Please note that transaction records for September 2020 for Wayne County, MI are now available. Due to delays at the local recording office caused by the COVID-19 lockdown, S&P Dow Jones Indices and CoreLogic were previously unable to generate a valid September 2020 update of the Detroit S&P CoreLogic Case-Shiller indices.
However, there are not a sufficient number of records for October 2020 and November 2020 for Detroit. Since Wayne is the most populous county in the Detroit metro area, S&P Dow Jones Indices and CoreLogic are unable to generate a valid Detroit index value for the months of October and November.

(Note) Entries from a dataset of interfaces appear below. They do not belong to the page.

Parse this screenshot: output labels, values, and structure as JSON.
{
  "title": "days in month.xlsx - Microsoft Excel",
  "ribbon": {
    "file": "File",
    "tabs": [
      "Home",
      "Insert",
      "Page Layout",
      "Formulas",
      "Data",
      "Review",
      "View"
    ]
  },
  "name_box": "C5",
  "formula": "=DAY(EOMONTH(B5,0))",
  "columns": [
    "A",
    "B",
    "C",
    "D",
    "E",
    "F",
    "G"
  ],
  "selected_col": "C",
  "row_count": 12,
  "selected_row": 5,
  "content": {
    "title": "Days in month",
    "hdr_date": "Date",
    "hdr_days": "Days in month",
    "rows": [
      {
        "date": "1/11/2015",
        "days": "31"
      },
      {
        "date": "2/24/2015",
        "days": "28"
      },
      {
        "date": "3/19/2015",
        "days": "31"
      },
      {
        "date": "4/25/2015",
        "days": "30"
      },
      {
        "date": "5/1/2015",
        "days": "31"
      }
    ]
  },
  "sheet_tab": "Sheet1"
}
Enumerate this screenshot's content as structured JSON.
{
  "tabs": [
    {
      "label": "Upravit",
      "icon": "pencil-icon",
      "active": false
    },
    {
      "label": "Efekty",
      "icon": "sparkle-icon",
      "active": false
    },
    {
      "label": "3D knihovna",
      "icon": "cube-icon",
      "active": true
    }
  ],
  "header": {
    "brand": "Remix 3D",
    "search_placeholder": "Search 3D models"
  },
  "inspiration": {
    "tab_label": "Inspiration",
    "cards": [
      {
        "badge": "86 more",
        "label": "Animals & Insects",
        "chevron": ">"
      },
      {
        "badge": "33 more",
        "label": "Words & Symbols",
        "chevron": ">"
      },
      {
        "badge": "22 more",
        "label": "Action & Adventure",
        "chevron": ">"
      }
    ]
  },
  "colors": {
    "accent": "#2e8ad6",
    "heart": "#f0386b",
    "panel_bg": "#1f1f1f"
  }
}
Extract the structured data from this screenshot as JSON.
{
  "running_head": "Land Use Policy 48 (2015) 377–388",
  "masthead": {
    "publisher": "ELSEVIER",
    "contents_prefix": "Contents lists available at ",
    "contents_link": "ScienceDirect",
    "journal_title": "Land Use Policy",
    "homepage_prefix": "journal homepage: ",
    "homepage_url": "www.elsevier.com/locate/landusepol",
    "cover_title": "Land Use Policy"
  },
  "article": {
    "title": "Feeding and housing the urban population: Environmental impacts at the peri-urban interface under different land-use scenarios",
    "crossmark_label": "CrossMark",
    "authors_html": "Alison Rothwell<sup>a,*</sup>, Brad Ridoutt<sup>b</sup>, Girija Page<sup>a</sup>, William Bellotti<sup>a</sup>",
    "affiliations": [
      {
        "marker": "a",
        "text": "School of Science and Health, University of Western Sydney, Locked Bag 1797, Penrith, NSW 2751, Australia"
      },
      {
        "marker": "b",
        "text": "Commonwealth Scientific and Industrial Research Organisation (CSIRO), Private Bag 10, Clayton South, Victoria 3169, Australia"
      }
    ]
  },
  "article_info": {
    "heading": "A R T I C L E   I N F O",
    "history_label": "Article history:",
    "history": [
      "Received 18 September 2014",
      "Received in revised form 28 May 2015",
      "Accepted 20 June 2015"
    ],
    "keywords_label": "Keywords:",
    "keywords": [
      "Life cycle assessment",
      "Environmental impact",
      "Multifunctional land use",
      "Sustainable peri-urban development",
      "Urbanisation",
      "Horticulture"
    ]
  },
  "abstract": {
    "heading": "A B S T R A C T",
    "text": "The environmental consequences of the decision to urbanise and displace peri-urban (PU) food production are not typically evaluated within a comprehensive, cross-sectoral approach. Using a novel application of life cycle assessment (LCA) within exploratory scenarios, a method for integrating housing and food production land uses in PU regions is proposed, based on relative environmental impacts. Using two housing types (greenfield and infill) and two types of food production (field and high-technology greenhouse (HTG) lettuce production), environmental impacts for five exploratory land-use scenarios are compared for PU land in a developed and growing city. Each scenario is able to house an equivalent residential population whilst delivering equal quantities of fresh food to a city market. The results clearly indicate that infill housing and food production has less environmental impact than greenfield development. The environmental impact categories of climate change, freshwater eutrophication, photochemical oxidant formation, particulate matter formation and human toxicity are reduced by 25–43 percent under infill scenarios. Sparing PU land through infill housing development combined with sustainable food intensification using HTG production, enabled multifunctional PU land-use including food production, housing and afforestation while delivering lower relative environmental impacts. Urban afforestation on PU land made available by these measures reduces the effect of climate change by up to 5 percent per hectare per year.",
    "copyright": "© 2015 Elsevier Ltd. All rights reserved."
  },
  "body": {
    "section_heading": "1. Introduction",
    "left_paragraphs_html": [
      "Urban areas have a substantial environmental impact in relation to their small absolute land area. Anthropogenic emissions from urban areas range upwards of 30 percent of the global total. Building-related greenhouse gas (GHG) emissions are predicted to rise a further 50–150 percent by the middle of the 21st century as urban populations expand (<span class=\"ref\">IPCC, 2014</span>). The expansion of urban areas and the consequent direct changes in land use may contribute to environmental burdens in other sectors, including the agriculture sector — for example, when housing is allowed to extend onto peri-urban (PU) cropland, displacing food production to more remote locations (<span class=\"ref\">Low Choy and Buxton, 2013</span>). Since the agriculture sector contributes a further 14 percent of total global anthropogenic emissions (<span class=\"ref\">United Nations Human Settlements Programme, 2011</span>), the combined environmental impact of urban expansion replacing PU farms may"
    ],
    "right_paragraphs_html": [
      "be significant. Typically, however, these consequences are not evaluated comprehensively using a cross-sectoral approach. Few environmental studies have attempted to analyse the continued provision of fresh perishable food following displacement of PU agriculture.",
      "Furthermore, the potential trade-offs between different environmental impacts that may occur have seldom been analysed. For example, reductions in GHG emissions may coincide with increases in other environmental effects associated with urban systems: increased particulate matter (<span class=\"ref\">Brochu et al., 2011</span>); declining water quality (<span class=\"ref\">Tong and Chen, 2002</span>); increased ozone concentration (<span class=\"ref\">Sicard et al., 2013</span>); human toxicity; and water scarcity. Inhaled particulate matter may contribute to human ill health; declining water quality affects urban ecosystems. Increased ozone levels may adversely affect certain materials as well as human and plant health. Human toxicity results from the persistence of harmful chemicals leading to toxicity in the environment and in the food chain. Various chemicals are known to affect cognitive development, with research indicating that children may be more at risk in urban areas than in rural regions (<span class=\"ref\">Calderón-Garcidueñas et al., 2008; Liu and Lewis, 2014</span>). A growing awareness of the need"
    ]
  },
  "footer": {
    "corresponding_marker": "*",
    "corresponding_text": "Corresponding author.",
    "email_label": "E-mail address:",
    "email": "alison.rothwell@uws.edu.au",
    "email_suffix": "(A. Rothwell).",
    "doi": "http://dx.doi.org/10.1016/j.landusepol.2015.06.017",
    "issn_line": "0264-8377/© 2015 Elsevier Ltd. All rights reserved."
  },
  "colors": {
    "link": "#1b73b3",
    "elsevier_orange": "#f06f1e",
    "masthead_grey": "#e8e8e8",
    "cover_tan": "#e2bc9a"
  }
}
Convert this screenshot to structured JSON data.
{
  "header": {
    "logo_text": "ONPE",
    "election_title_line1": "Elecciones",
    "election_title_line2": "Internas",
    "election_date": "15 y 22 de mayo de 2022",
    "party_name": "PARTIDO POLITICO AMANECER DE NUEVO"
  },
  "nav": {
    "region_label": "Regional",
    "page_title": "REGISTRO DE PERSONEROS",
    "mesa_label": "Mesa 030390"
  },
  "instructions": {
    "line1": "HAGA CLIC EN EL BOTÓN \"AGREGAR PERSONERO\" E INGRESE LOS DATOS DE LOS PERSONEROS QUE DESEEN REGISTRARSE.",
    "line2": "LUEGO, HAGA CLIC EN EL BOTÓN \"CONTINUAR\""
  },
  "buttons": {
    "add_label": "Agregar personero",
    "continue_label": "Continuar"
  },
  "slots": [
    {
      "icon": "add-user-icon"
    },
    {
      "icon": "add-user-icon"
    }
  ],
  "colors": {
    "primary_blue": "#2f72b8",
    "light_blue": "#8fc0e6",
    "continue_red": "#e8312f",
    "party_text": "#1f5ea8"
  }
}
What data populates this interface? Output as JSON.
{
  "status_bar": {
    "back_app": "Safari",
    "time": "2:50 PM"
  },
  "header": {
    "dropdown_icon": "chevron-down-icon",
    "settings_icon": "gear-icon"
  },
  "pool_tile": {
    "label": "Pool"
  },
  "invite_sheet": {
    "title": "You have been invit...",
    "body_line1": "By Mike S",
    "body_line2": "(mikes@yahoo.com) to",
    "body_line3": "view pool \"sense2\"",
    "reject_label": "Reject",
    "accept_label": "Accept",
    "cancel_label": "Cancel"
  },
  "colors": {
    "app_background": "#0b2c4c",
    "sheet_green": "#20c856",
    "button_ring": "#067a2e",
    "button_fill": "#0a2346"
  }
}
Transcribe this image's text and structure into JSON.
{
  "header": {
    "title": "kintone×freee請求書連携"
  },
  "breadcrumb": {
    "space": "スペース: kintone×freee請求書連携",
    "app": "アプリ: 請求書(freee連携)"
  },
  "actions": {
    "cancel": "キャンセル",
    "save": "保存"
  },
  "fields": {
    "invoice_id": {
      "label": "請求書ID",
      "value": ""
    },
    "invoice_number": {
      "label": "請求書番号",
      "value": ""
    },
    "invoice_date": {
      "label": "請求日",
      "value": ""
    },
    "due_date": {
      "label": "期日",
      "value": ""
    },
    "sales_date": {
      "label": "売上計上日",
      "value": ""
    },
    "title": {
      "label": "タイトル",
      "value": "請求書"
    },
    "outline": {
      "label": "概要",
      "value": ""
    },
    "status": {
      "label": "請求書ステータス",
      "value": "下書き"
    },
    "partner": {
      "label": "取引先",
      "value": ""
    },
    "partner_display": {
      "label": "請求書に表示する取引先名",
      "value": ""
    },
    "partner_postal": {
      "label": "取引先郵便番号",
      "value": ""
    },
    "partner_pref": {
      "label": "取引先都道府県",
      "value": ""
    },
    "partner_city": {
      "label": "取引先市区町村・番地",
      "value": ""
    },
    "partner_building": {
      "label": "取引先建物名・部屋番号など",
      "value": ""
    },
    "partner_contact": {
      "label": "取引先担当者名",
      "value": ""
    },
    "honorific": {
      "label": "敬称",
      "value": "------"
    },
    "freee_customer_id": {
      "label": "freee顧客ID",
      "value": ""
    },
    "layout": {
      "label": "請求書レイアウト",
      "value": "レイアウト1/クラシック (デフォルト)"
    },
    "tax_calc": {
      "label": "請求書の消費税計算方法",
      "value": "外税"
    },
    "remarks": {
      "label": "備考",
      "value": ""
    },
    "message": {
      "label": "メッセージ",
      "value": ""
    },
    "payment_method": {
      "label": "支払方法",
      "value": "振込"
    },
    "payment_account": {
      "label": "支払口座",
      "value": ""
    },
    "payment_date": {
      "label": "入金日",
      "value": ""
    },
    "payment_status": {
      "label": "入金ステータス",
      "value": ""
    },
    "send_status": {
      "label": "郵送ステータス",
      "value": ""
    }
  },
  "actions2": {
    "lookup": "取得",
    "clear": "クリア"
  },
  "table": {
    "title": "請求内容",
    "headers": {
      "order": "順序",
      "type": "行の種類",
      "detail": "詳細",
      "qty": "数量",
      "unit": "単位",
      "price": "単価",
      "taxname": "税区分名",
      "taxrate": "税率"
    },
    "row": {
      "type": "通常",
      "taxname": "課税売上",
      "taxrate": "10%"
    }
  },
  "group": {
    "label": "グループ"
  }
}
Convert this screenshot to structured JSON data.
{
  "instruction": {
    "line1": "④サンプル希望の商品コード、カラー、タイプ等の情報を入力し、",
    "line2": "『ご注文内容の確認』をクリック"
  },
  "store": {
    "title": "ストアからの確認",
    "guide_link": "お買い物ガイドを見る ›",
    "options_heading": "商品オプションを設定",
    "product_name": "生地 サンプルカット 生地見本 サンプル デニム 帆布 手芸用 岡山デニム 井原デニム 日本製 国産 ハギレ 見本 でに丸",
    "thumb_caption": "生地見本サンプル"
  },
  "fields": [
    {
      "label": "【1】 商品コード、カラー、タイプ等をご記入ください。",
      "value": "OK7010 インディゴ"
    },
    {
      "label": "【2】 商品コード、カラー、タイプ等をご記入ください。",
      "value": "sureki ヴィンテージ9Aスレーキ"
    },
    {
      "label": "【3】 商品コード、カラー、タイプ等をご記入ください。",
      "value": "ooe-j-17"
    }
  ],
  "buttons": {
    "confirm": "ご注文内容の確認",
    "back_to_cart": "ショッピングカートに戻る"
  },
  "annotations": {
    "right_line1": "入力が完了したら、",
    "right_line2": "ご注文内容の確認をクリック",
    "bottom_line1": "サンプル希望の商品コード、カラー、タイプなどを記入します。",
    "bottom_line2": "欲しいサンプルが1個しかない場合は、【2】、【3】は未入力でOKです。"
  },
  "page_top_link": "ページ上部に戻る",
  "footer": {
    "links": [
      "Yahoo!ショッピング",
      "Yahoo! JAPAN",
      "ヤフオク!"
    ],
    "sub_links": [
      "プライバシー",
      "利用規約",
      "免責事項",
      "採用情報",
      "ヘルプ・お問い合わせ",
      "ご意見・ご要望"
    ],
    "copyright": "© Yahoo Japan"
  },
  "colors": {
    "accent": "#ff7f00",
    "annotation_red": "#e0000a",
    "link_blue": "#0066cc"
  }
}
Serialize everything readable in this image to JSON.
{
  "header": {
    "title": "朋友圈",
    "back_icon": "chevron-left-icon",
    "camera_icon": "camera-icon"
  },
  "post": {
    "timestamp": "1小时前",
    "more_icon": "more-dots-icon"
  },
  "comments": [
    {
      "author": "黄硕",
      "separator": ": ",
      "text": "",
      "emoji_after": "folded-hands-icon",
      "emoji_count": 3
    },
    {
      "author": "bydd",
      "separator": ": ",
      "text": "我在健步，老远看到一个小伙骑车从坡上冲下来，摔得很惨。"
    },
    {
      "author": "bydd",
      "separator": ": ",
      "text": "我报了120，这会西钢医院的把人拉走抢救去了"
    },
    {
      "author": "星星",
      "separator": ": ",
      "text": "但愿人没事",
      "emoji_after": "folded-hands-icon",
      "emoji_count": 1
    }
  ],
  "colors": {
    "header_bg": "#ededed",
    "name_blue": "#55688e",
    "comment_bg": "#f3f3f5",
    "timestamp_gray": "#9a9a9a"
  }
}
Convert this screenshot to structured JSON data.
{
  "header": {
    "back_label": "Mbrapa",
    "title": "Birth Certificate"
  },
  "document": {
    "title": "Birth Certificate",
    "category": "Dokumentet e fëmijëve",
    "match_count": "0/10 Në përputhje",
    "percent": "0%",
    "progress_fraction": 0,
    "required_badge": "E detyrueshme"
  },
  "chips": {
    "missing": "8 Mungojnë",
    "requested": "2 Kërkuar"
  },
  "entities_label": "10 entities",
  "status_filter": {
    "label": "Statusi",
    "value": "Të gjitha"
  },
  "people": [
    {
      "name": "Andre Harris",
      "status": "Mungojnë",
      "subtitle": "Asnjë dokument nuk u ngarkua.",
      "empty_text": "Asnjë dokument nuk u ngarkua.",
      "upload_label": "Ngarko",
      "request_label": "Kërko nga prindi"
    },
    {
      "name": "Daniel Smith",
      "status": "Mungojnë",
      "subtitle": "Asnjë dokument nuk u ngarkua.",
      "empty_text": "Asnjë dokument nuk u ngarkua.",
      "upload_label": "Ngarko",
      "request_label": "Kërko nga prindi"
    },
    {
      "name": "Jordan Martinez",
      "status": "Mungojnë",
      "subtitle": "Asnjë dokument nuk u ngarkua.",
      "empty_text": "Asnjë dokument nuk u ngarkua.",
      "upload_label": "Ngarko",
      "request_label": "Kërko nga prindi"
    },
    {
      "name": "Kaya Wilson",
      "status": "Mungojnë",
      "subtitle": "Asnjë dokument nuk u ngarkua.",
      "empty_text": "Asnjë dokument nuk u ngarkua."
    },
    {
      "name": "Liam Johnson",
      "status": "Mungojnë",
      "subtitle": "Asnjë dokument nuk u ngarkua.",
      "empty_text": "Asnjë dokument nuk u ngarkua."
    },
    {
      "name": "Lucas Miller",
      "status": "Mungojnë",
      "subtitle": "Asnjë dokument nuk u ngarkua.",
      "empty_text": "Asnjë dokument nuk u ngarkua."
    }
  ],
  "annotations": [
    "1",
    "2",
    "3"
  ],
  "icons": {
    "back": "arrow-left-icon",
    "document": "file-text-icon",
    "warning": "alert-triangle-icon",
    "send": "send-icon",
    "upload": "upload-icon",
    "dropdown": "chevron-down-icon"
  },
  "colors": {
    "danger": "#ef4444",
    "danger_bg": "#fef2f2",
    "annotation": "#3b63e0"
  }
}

When the sale transactions data fully resume and sufficient data are collected, the Detroit index values for the month(s) with missing updates will be calculated.
The S&P CoreLogic Case-Shiller U.S. National Home Price NSA Index, covering all nine U.S. census divisions, reported a 9.5% annual gain in November, up from 8.4% in the previous month. The 10-City Composite annual increase came in at 8.8%, up from 7.6% in the previous month. The 20-City Composite posted a 9.1% year-over-year gain, up from 8.0% in the previous month.
Phoenix, Seattle and San Diego continued to report the highest year-over-year gains among the 19 cities (excluding Detroit) in November. Phoenix led the way with a 13.8% year-over-year price increase, followed by Seattle with a 12.7% increase and San Diego with a 12.3% increase. All 19 cities reported higher price increases in the year ending November 2020 versus the year ending October 2020.
The U.S. National Index posted a 1.1% month-over-month increase, while the 10-City and 20-City Composites both posted increases of 1.2% and 1.1% respectively, before seasonal adjustment in November. After seasonal adjustment, the U.S. National Index posted a month-over-month increase of 1.4%, while the 10-City and 20-City Composites both posted increases of 1.4%. In November, all 19 cities (excluding Detroit) reported increases before and after seasonal adjustment.
"The trend of accelerating home prices that began in June 2020 has now reached its sixth month with November's emphatic report," says Craig J. Lazzara, Managing Director and Global Head of Index Investment Strategy at S&P Dow Jones Indices. "The National Composite Index gained 9.5% relative to its level a year ago, accelerating from October's 8.4% increase. The 10- and 20-City Composites (up 8.8% and 9.1%, respectively) also rose more rapidly in November than they had done in October. The housing market's strength was once again broadly-based: all 19 cities for which we have November data rose, and all 19 gained more in the 12 months ended in November than they had gained in the 12 months ended in October.
"As COVID-related restrictions began to grip the economy last spring, their effect on housing prices was unclear. Price growth decelerated in May and June before beginning a steady climb upward. November's report continues that acceleration in a particularly impressive manner. The National Composite last matched this month's 9.5% growth rate in February 2014, more than six and a half years ago. From the perspective of more than 30 years of S&P CoreLogic Case-Shiller data, November's 9.5% year-over-year change ranks near the top decile of all monthly reports.
"Recent data are consistent with the view that COVID has encouraged potential buyers to move from urban apartments to suburban homes. This may represent a true secular shift in housing demand, or may simply represent an acceleration of moves that would have taken place over the next several years anyway. Future data will be required to address that question.
"Phoenix's 13.8% increase led all cities for the 18th consecutive month. Seattle (+12.7%) and San Diego (+12.3%) took the silver and bronze medals once again. Prices were strongest in the West (+10.1%) and Southwest (+9.7%) regions, with the historically lagging Northeast (+9.3%) also turning in an impressive month."
Table 1 below shows the housing boom/bust peaks and troughs for the three composites along with the current levels and percentage changes from the peaks and troughs.
From Peak (%)
From Trough (%)
From Peak (%)